Project LiteraryStars would begin locally, seeking out libraries in Connecticut interested in engaging young challenged readers, but could expand, with the help of funding, across the East Coast and eventually the nation. With funding, Project LiteraryStars could begin to purchase special packages of educational brain exercises and develop our own games and projects for children to work on to get their minds moving. We could purchase bus transportation for children to go directly from school to the library for the program. In the vein of 826National, an organization working towards increased strength in writing of children across America, Project LiteraryStars would foster the creativity and genuine interests in each and every child, while honing their proficiency in language and attending to their learning needs.
Groups of AP English students from my high school could take tutoring shifts and the head of the English department, Ms. Bridget Barry, could supervise alongside Head Librarian at the Cos Cob Library, Ms. Wendy Silver. If we work together cohesively and obtain the necessary funding, Project LiteraryStars could begin as early as August 2010 (the beginning of our school year). My friend Byron has avoided reading as much as possible due to his dyslexia but with the help of Project LiteraryStars, no child will ever need to be afraid of something so fantastically wonderful as reading.
By: Hannah U.
To Whom It May Concern:
Paint the Cities seeks support of $500 from your organization to jump-start our organization. We believe that our organization is aligned with Do Something's belief that "teenagers and young people everywhere can improve their communities."

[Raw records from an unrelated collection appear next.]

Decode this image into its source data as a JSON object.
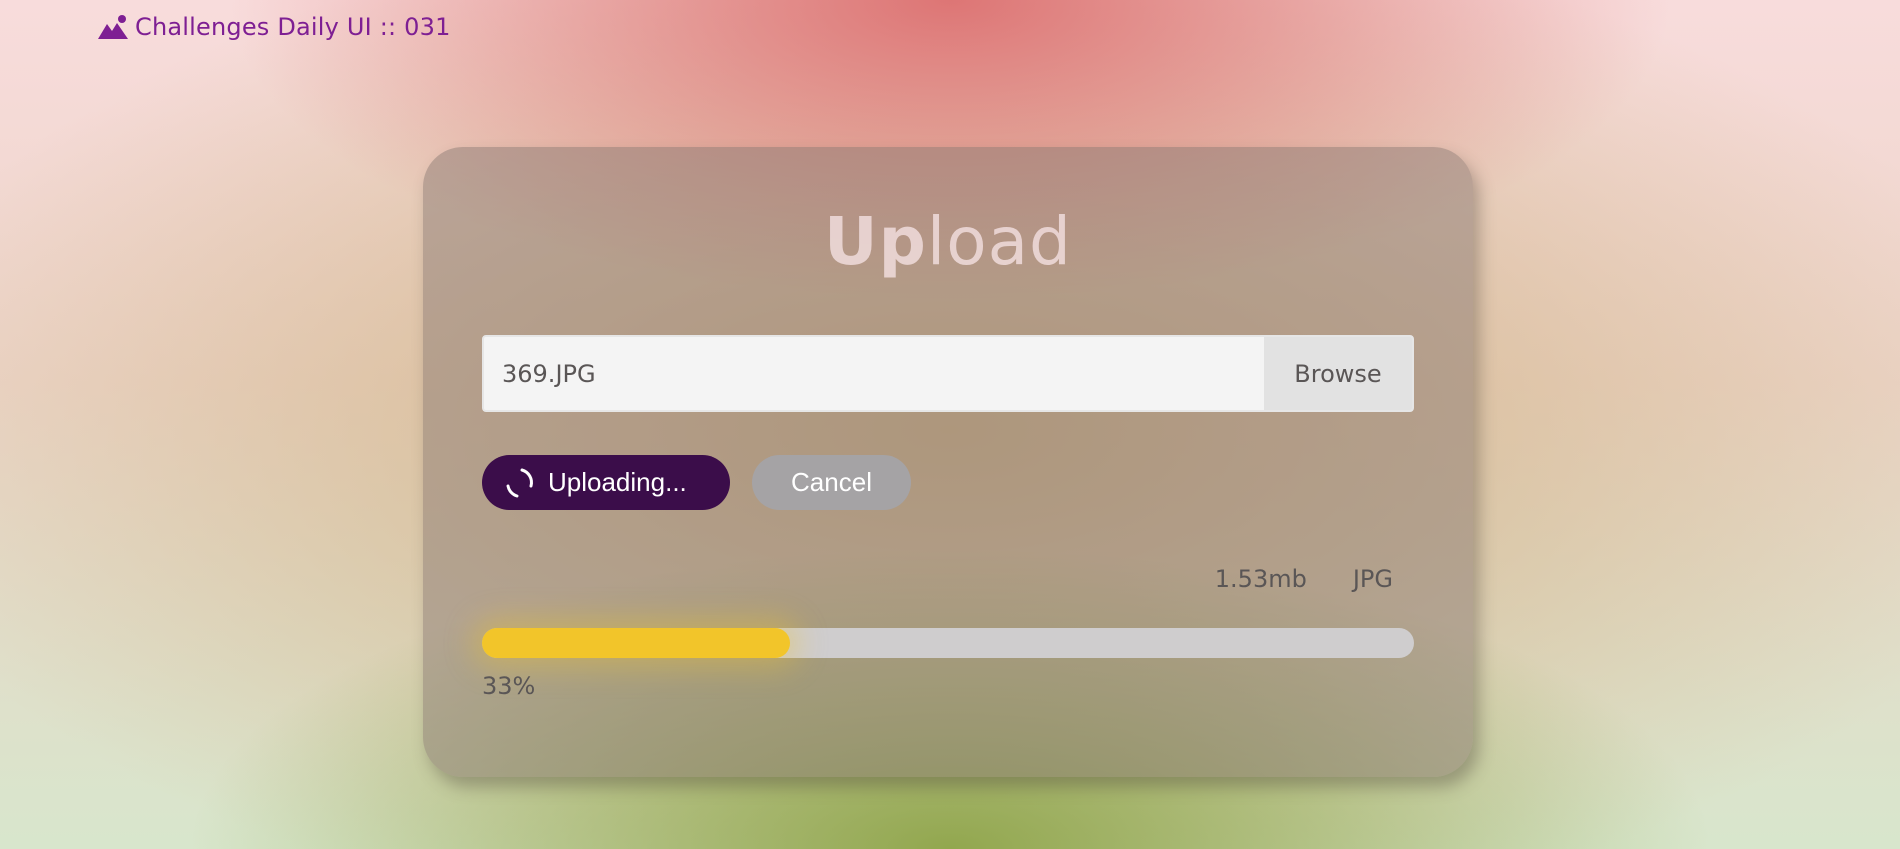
{
  "brand": {
    "icon": "image-mountain-icon",
    "label": "Challenges Daily UI :: 031",
    "color": "#7e1f93"
  },
  "card": {
    "title_bold": "Up",
    "title_light": "load",
    "file": {
      "value": "369.JPG",
      "browse_label": "Browse"
    },
    "upload_button": {
      "label": "Uploading...",
      "icon": "spinner-icon",
      "color": "#3b0d4a"
    },
    "cancel_button": {
      "label": "Cancel",
      "color": "#a5a3a5"
    },
    "meta": {
      "size": "1.53mb",
      "type": "JPG"
    },
    "progress": {
      "value": 0.33,
      "label": "33%",
      "fill_color": "#f2c52a",
      "track_color": "#cfcdce"
    }
  }
}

Paint the Cities (PTC) is a non-profit, student-run organization that seeks to lower the percentages of at-risk youth in America's inner cities. Our current demographic is in the city of Richmond in the state of Virginia. In serving the youth of this community, we hope to give them a brighter future by employing them in city beautification projects during their after-school hours. Not only will these projects help prevent teenagers from getting involved in crime, drugs, alcohol, and promiscuity, but it will also give them a means of improving their community.
We strongly believe that our organization will make a difference in the lives of young adults in the city of Richmond by occupying their free time with projects that will benefit the community. We will need six months to a year and approximately $1,000 in seed money, and we expect the following concrete results: a) a tasteful website to promote our organization, b) advertising in local city high schools, and c) one new beautification project completed in the city of Richmond, all within the six-months-to-a-year time period.
As we are not yet an official organization, we have not yet received any funding. However, we have had an interest expressed by student volunteers, as well as notable adults and parents within the community.
We will be glad to submit a full proposal with additional information for your further review.